Is the God of the New Testament really that different from the God of the Old? This is the claim of many people today. The central idea that was made in the previous post was the fact that, when we read a little more carefully, we see that, in the whole Bible, God is a God of grace. The story of God’s relationship with the Israeli people highlights over and over the central reality of his grace and mercy as the one and only reason for all that they had. This is coupled with the fact that the main command of the Old Testament is not that people obey a long list of moralistic laws and rituals. Rather the heart of God’s message to the people is that he be the central object of their love and affection. Making anything outside of him the object of their worship inevitably sends them tumbling down a destructive life of self centeredness.
We live in a world where personal happiness and well being are at the center of life. The church has unfortunately caught on to this idea as well. Very often, we are given the impression that life with Christ is supposed to answer all our questions and untangle all our knots. We are told that if there are problems and challenges in our lives its a sign that we are not spiritual enough, not working hard enough, not doing good enough.

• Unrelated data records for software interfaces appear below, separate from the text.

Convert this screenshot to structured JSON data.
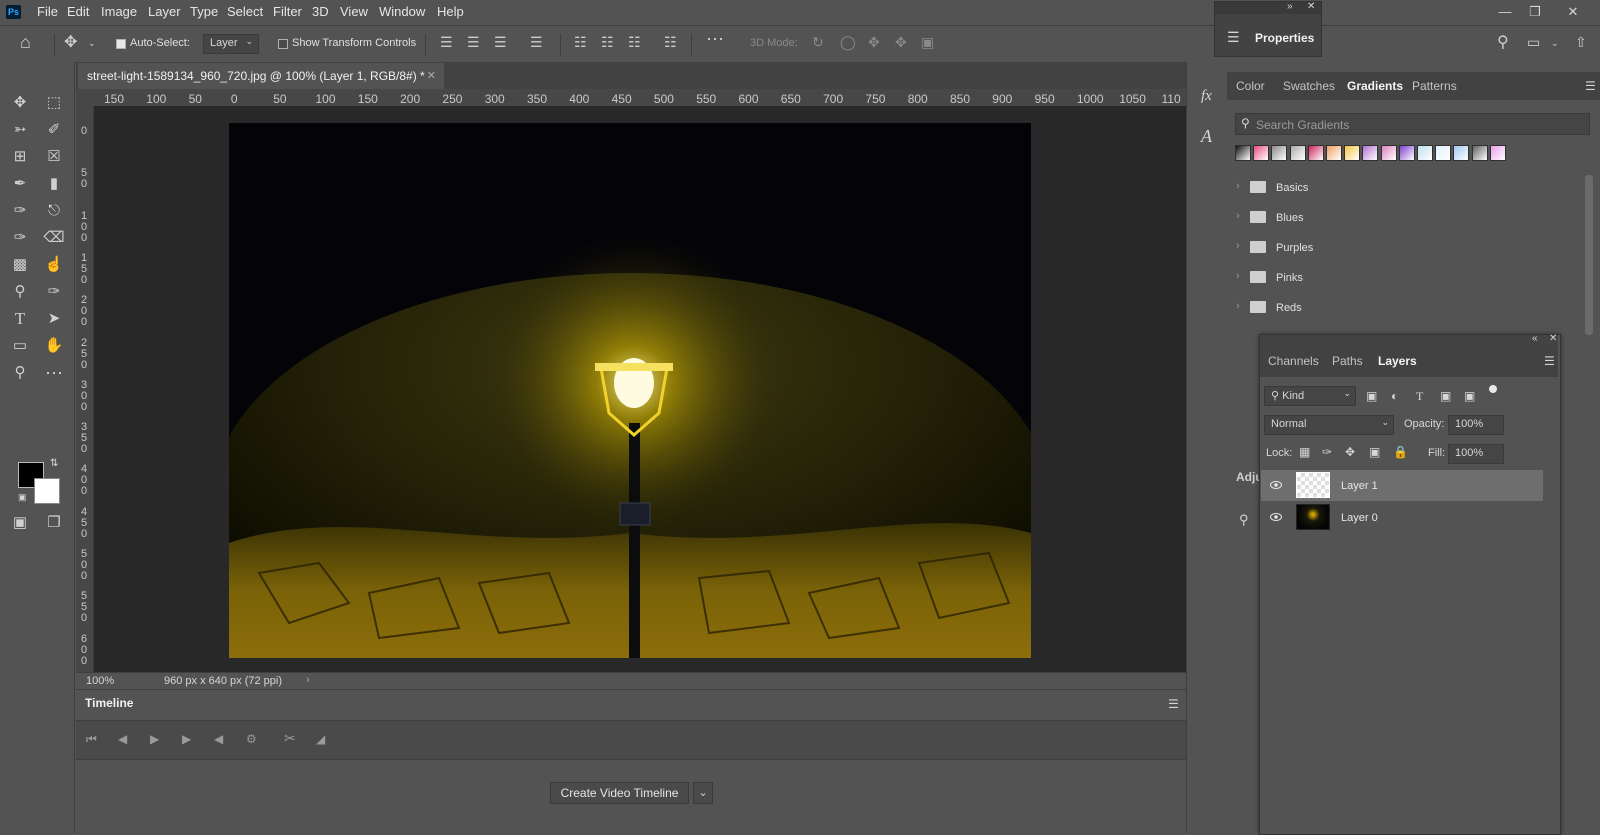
{
  "app": {
    "logo": "Ps"
  },
  "menu": [
    "File",
    "Edit",
    "Image",
    "Layer",
    "Type",
    "Select",
    "Filter",
    "3D",
    "View",
    "Window",
    "Help"
  ],
  "options_bar": {
    "auto_select_label": "Auto-Select:",
    "auto_select_value": "Layer",
    "show_transform_label": "Show Transform Controls",
    "mode_3d_label": "3D Mode:"
  },
  "document": {
    "tab_title": "street-light-1589134_960_720.jpg @ 100% (Layer 1, RGB/8#) *",
    "zoom": "100%",
    "doc_info": "960 px x 640 px (72 ppi)"
  },
  "ruler_top": [
    "150",
    "100",
    "50",
    "0",
    "50",
    "100",
    "150",
    "200",
    "250",
    "300",
    "350",
    "400",
    "450",
    "500",
    "550",
    "600",
    "650",
    "700",
    "750",
    "800",
    "850",
    "900",
    "950",
    "1000",
    "1050",
    "110"
  ],
  "ruler_left": [
    "0",
    "5 0",
    "1 0 0",
    "1 5 0",
    "2 0 0",
    "2 5 0",
    "3 0 0",
    "3 5 0",
    "4 0 0",
    "4 5 0",
    "5 0 0",
    "5 5 0",
    "6 0 0"
  ],
  "timeline": {
    "tab": "Timeline",
    "create_button": "Create Video Timeline"
  },
  "properties": {
    "title": "Properties"
  },
  "gradients_panel": {
    "tabs": [
      "Color",
      "Swatches",
      "Gradients",
      "Patterns"
    ],
    "active_tab": "Gradients",
    "search_placeholder": "Search Gradients",
    "folders": [
      "Basics",
      "Blues",
      "Purples",
      "Pinks",
      "Reds"
    ],
    "swatch_colors": [
      "#111111",
      "#e94a7c",
      "#888888",
      "#aaaaaa",
      "#d0245e",
      "#f0a060",
      "#f5c542",
      "#b070d0",
      "#e080c0",
      "#8040d0",
      "#c0e0f0",
      "#e0f0ff",
      "#a0c8f0",
      "#606060",
      "#e8a0e8"
    ]
  },
  "layers_panel": {
    "tabs": [
      "Channels",
      "Paths",
      "Layers"
    ],
    "active_tab": "Layers",
    "filter_kind": "Kind",
    "blend_mode": "Normal",
    "opacity_label": "Opacity:",
    "opacity_value": "100%",
    "lock_label": "Lock:",
    "fill_label": "Fill:",
    "fill_value": "100%",
    "layers": [
      {
        "name": "Layer 1",
        "selected": true
      },
      {
        "name": "Layer 0",
        "selected": false
      }
    ]
  },
  "adjustments": {
    "label": "Adju"
  }
}
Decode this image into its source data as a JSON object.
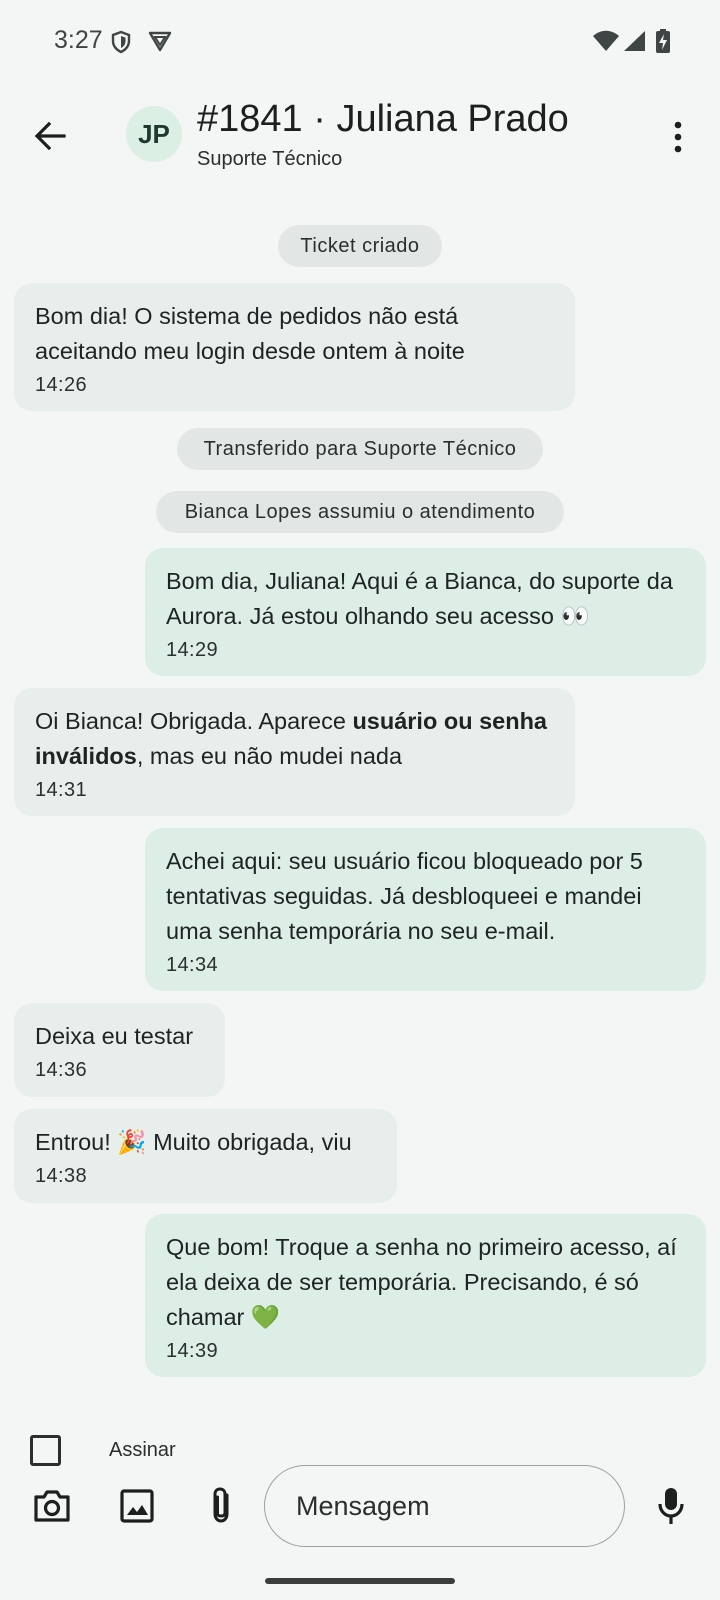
{
  "status_bar": {
    "time": "3:27"
  },
  "header": {
    "avatar_initials": "JP",
    "title": "#1841 · Juliana Prado",
    "subtitle": "Suporte Técnico"
  },
  "events": {
    "ticket_created": "Ticket criado",
    "transferred": "Transferido para Suporte Técnico",
    "assigned": "Bianca Lopes assumiu o atendimento"
  },
  "messages": [
    {
      "direction": "in",
      "text": "Bom dia! O sistema de pedidos não está aceitando meu login desde ontem à noite",
      "time": "14:26"
    },
    {
      "direction": "out",
      "text": "Bom dia, Juliana! Aqui é a Bianca, do suporte da Aurora. Já estou olhando seu acesso 👀",
      "time": "14:29"
    },
    {
      "direction": "in",
      "text_before": "Oi Bianca! Obrigada. Aparece ",
      "text_bold": "usuário ou senha inválidos",
      "text_after": ", mas eu não mudei nada",
      "time": "14:31"
    },
    {
      "direction": "out",
      "text": "Achei aqui: seu usuário ficou bloqueado por 5 tentativas seguidas. Já desbloqueei e mandei uma senha temporária no seu e-mail.",
      "time": "14:34"
    },
    {
      "direction": "in",
      "text": "Deixa eu testar",
      "time": "14:36"
    },
    {
      "direction": "in",
      "text": "Entrou! 🎉 Muito obrigada, viu",
      "time": "14:38"
    },
    {
      "direction": "out",
      "text": "Que bom! Troque a senha no primeiro acesso, aí ela deixa de ser temporária. Precisando, é só chamar 💚",
      "time": "14:39"
    }
  ],
  "composer": {
    "sign_label": "Assinar",
    "placeholder": "Mensagem"
  },
  "icons": {
    "back": "arrow-left-icon",
    "more": "more-vertical-icon",
    "camera": "camera-icon",
    "gallery": "image-icon",
    "attach": "paperclip-icon",
    "mic": "microphone-icon"
  },
  "colors": {
    "background": "#f3f6f5",
    "incoming_bubble": "#e8eeec",
    "outgoing_bubble": "#dceee6",
    "event_chip": "#e2e6e5",
    "avatar_bg": "#dcefe5"
  }
}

But when Jesus called his disciples to follow him he did not invite them into a journey of smooth sailing and wide and easy travels through life. He called them to take up their cross, to deny themselves, and to follow him being ready to face anything. That is because the kingdom that he calls us to be a part of is not of this world. The hope that Christ gives spans far beyond our mere physical, psychological or material well being. Continue reading
I understand that much of the discussion encircling the Planned Parenthood video released this week is vain, emotion-filled and futile. I am doing everything I can to avoid that today. I want to call attention to one specific aspect of the question at hand.
My point here is not to start more raging arguments. We all know that this political game we play in our society has nothing to do with actually convincing our opponnents that they are wrong, and everything to do with merely yelling louder than they do so that their voice is drowned out and ours alone is heard. I hear the yelling and the arguing every day.
I am filling out an application to the Southern Baptist Theological Seminary. One of the questions on the application was, “Please explain your understanding of the gospel of Jesus Christ”. I found it deeply refreshing to rinse my mind once again in that which is the heart of all that I believe and think. Continue reading
John MacArthur opened the 2015 Shepherds Conference yesterday with the powerful reminder that one of the most foundational and determinative aspects of the christian worldview is how one relates to the Bible. What a christian believes to be true about the Bible will go on to have a massive impact on their entire faith because everything we believe comes from the text of this one book.
We live in a time where there seems to be so much variety in how people approach the Bible. One can find dozens of different churches and denominations which all claim to follow Jesus and believe the Bible. Yet, when it comes down to defining what they believe the Bible to be and how it actually fits into their christian life, they all may have a new and different response.